## [TASK STATEMENT]
All of the entries are to be returned word for word.

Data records
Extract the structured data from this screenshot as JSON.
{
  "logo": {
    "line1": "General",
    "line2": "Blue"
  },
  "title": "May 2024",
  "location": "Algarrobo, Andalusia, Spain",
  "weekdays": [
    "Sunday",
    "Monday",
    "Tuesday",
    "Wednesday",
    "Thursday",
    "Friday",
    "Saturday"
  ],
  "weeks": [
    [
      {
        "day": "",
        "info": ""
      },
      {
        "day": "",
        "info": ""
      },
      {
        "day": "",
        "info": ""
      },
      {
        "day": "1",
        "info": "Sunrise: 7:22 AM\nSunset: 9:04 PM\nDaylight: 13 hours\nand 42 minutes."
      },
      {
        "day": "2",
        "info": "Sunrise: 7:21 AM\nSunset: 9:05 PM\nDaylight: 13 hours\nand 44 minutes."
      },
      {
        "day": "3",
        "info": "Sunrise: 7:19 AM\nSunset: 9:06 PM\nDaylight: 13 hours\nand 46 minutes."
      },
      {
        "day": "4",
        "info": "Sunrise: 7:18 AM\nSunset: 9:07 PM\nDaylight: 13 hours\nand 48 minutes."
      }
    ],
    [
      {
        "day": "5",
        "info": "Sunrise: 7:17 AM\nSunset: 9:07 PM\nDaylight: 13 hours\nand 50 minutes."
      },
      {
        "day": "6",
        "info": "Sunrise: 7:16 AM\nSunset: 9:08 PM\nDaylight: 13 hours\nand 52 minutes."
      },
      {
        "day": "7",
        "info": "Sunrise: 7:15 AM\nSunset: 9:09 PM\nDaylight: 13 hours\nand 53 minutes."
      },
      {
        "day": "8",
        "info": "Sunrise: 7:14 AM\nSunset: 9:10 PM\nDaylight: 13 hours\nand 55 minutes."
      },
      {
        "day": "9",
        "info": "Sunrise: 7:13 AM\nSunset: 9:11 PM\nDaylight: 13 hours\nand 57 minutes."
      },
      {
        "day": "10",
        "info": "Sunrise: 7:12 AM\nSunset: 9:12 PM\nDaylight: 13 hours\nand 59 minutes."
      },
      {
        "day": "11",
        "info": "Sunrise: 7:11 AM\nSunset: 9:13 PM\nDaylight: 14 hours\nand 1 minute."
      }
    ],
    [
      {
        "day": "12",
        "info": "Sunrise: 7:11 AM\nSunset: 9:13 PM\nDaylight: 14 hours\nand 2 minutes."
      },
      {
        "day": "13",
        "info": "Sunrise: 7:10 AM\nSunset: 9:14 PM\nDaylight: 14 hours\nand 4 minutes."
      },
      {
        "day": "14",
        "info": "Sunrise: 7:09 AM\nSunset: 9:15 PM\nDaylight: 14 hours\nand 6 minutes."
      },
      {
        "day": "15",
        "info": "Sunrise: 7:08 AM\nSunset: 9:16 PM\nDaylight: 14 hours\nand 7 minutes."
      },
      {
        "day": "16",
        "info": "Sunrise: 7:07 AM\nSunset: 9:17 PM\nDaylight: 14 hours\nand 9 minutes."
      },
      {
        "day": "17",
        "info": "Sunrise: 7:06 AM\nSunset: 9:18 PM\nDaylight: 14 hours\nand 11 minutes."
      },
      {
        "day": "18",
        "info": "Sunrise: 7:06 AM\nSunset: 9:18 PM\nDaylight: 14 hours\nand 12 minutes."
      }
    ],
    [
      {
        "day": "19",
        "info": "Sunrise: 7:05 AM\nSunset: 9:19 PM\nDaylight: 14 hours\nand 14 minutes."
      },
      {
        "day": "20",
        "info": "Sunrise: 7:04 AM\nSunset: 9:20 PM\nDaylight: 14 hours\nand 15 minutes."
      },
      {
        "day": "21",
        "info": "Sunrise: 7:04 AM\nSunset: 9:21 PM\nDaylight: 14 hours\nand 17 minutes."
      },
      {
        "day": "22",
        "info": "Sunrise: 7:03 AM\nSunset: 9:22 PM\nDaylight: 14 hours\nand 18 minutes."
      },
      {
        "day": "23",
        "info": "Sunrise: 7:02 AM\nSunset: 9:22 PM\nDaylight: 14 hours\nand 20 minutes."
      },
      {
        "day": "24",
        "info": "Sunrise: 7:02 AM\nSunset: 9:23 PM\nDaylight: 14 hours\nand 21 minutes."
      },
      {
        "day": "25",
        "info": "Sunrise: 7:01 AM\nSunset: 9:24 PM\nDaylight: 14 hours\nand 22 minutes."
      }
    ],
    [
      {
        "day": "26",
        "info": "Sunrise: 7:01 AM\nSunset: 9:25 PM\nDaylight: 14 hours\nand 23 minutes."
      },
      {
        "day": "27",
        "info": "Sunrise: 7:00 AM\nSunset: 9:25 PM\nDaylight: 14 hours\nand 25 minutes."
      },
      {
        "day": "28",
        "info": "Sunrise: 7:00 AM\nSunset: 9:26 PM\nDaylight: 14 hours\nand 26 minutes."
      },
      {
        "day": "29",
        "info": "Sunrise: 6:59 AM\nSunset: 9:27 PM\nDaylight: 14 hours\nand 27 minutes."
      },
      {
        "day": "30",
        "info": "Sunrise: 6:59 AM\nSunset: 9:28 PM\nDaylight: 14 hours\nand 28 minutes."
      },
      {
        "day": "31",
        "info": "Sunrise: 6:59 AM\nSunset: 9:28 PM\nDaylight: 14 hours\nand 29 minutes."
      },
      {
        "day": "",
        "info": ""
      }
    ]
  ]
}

## [THE COMPLETED TASK]
Extract the structured data from this screenshot as JSON.
{
  "logo": {
    "line1": "General",
    "line2": "Blue"
  },
  "title": "May 2024",
  "location": "Algarrobo, Andalusia, Spain",
  "weekdays": [
    "Sunday",
    "Monday",
    "Tuesday",
    "Wednesday",
    "Thursday",
    "Friday",
    "Saturday"
  ],
  "weeks": [
    [
      {
        "day": "",
        "info": ""
      },
      {
        "day": "",
        "info": ""
      },
      {
        "day": "",
        "info": ""
      },
      {
        "day": "1",
        "info": "Sunrise: 7:22 AM\nSunset: 9:04 PM\nDaylight: 13 hours\nand 42 minutes."
      },
      {
        "day": "2",
        "info": "Sunrise: 7:21 AM\nSunset: 9:05 PM\nDaylight: 13 hours\nand 44 minutes."
      },
      {
        "day": "3",
        "info": "Sunrise: 7:19 AM\nSunset: 9:06 PM\nDaylight: 13 hours\nand 46 minutes."
      },
      {
        "day": "4",
        "info": "Sunrise: 7:18 AM\nSunset: 9:07 PM\nDaylight: 13 hours\nand 48 minutes."
      }
    ],
    [
      {
        "day": "5",
        "info": "Sunrise: 7:17 AM\nSunset: 9:07 PM\nDaylight: 13 hours\nand 50 minutes."
      },
      {
        "day": "6",
        "info": "Sunrise: 7:16 AM\nSunset: 9:08 PM\nDaylight: 13 hours\nand 52 minutes."
      },
      {
        "day": "7",
        "info": "Sunrise: 7:15 AM\nSunset: 9:09 PM\nDaylight: 13 hours\nand 53 minutes."
      },
      {
        "day": "8",
        "info": "Sunrise: 7:14 AM\nSunset: 9:10 PM\nDaylight: 13 hours\nand 55 minutes."
      },
      {
        "day": "9",
        "info": "Sunrise: 7:13 AM\nSunset: 9:11 PM\nDaylight: 13 hours\nand 57 minutes."
      },
      {
        "day": "10",
        "info": "Sunrise: 7:12 AM\nSunset: 9:12 PM\nDaylight: 13 hours\nand 59 minutes."
      },
      {
        "day": "11",
        "info": "Sunrise: 7:11 AM\nSunset: 9:13 PM\nDaylight: 14 hours\nand 1 minute."
      }
    ],
    [
      {
        "day": "12",
        "info": "Sunrise: 7:11 AM\nSunset: 9:13 PM\nDaylight: 14 hours\nand 2 minutes."
      },
      {
        "day": "13",
        "info": "Sunrise: 7:10 AM\nSunset: 9:14 PM\nDaylight: 14 hours\nand 4 minutes."
      },
      {
        "day": "14",
        "info": "Sunrise: 7:09 AM\nSunset: 9:15 PM\nDaylight: 14 hours\nand 6 minutes."
      },
      {
        "day": "15",
        "info": "Sunrise: 7:08 AM\nSunset: 9:16 PM\nDaylight: 14 hours\nand 7 minutes."
      },
      {
        "day": "16",
        "info": "Sunrise: 7:07 AM\nSunset: 9:17 PM\nDaylight: 14 hours\nand 9 minutes."
      },
      {
        "day": "17",
        "info": "Sunrise: 7:06 AM\nSunset: 9:18 PM\nDaylight: 14 hours\nand 11 minutes."
      },
      {
        "day": "18",
        "info": "Sunrise: 7:06 AM\nSunset: 9:18 PM\nDaylight: 14 hours\nand 12 minutes."
      }
    ],
    [
      {
        "day": "19",
        "info": "Sunrise: 7:05 AM\nSunset: 9:19 PM\nDaylight: 14 hours\nand 14 minutes."
      },
      {
        "day": "20",
        "info": "Sunrise: 7:04 AM\nSunset: 9:20 PM\nDaylight: 14 hours\nand 15 minutes."
      },
      {
        "day": "21",
        "info": "Sunrise: 7:04 AM\nSunset: 9:21 PM\nDaylight: 14 hours\nand 17 minutes."
      },
      {
        "day": "22",
        "info": "Sunrise: 7:03 AM\nSunset: 9:22 PM\nDaylight: 14 hours\nand 18 minutes."
      },
      {
        "day": "23",
        "info": "Sunrise: 7:02 AM\nSunset: 9:22 PM\nDaylight: 14 hours\nand 20 minutes."
      },
      {
        "day": "24",
        "info": "Sunrise: 7:02 AM\nSunset: 9:23 PM\nDaylight: 14 hours\nand 21 minutes."
      },
      {
        "day": "25",
        "info": "Sunrise: 7:01 AM\nSunset: 9:24 PM\nDaylight: 14 hours\nand 22 minutes."
      }
    ],
    [
      {
        "day": "26",
        "info": "Sunrise: 7:01 AM\nSunset: 9:25 PM\nDaylight: 14 hours\nand 23 minutes."
      },
      {
        "day": "27",
        "info": "Sunrise: 7:00 AM\nSunset: 9:25 PM\nDaylight: 14 hours\nand 25 minutes."
      },
      {
        "day": "28",
        "info": "Sunrise: 7:00 AM\nSunset: 9:26 PM\nDaylight: 14 hours\nand 26 minutes."
      },
      {
        "day": "29",
        "info": "Sunrise: 6:59 AM\nSunset: 9:27 PM\nDaylight: 14 hours\nand 27 minutes."
      },
      {
        "day": "30",
        "info": "Sunrise: 6:59 AM\nSunset: 9:28 PM\nDaylight: 14 hours\nand 28 minutes."
      },
      {
        "day": "31",
        "info": "Sunrise: 6:59 AM\nSunset: 9:28 PM\nDaylight: 14 hours\nand 29 minutes."
      },
      {
        "day": "",
        "info": ""
      }
    ]
  ]
}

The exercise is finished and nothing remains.